The definition of property theft covers a wide array of crimes. It includes crimes like grand theft and burglary, both of which could result in vastly different sentences. With many of the property crimes, a defendant could be charged with a misdemeanor or felony, depending on the value of the property stolen.
Property theft is a specific intent crime, which means that the prosecutor must prove that the defendant intended to cause a particular result. In the case of property theft, that “particular result” is to obtain or use property knowing or intending to temporarily, or permanently, deprive the owner of its value or use.
Considering that property theft may result in varying consequences, navigating through the potential punishments can be difficult. Talking to an experienced criminal defense attorney can be extremely helpful in understanding your charges.
Call criminal defense attorney John Terrezza at (850) 764-5291 or submit a free evaluation form for insight into your case.
If you or someone you know has been charged with property theft, act immediately to protect your rights. John Terrezza takes cases in Escambia County, in Santa Rosa County in Milton, and federal cases in the United States District Court for the Northern District of Florida.
There are several different types of property theft crimes, and their punishments sometimes depend on the value of property stolen or the method by which it was stolen.
If the property's value is less than $300, then the charge is petit theft. The punishment for petit theft is usually a misdemeanor unless the defendant is a habitual offender.
The misdemeanor penalty for petit theft could result to up to 364 days in jail and up to $1,000 fines
On the other hand, charges for grand theft may range from third-to-first-degree felony charges.
The most serious, first-degree felony grand theft is punishable by up to thirty (30) years in prison and up to $20,000 in fines.
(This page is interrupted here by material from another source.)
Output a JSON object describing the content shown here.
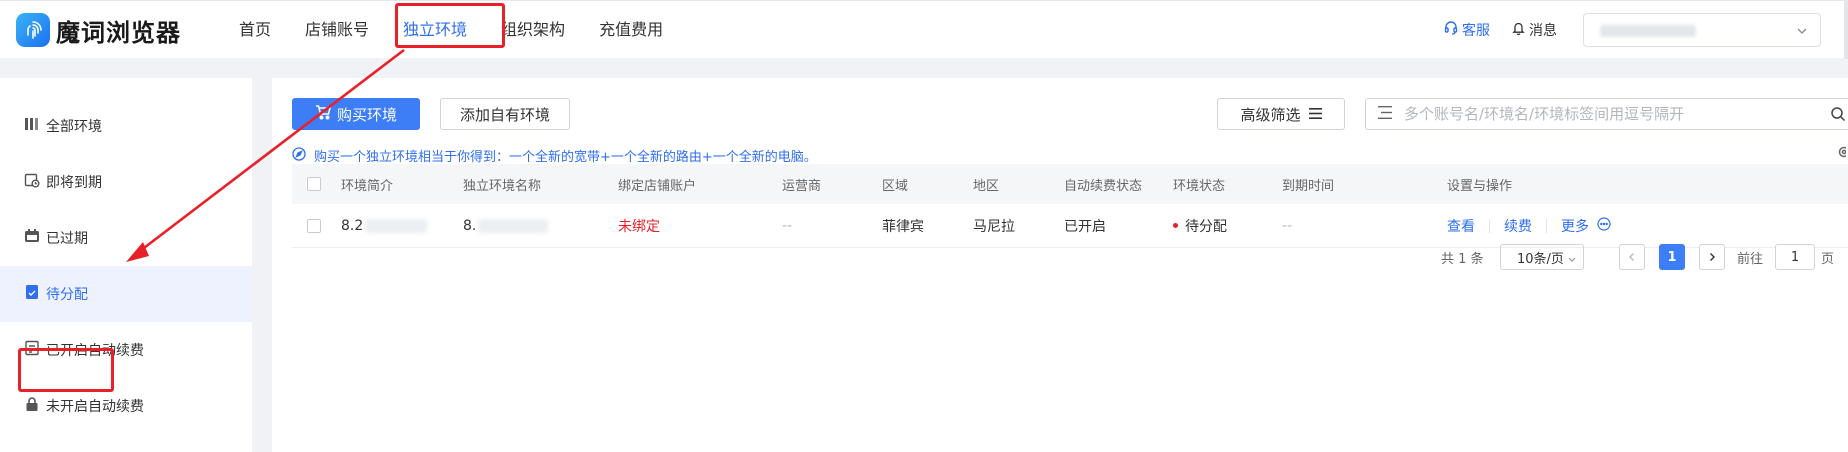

Schemes and Crimes of Dishonesty:
Theft crimes are all called “crimes of dishonesty.” The idea being that a person’s conduct lacked transparency or their conduct was a violation of trust. A conviction for property theft has ramifications that may go beyond the criminal charges associated with it. Crimes of dishonesty affect your ability to get loans, a job, or to apply for certain licenses.
People who commit crimes of dishonesty are sometimes first time offenders who have never committed a crime before. They may also be repeat offender shoplifters or “bootleggers” selling stolen goods. Property crimes consist of a wide range of behaviors.
Florida Chapter 812 Theft Crimes –Visit Online Sunshine, the official website of the Florida Legislature, for the list various statutes relating to property theft, grand theft petit theft, and other types of property theft crimes. The crimes listed in Chapter 812 will have the full statutory language for all theft crimes charged under Florida law.
Shoplifting Law –Visit Shoplifting Laws; Shoplifting Charges and Penalties Nationwide, for more information on being charged with petit theft, or grand theft for shoplifting.
Theft Crimes Analysis --Visit the Florida Legislature for a bill analysis on theft crimes, including a scheme to defraud, for more information on the charges.
If you or someone you know has received a notice to appear for charges under the Florida property theft statutes §§ 812.015 or 812.014, act now and call an attorney who will explain the best course of action for your case.
Attorney John Terrezza fights for the rights of criminal defendants. He has experience in criminal litigation throughout the Florida Panhandle in Santa Rosa, County in Milton, and Escambia County, in Pensacola, Florida.
The firm is conveniently located on Gregory St. in Downtown Pensacola.
Call Attorney John Terrezza at (850) 764-5291 or submit a free evaluation of your case.
This page was last updated on Friday, May 19, 2017.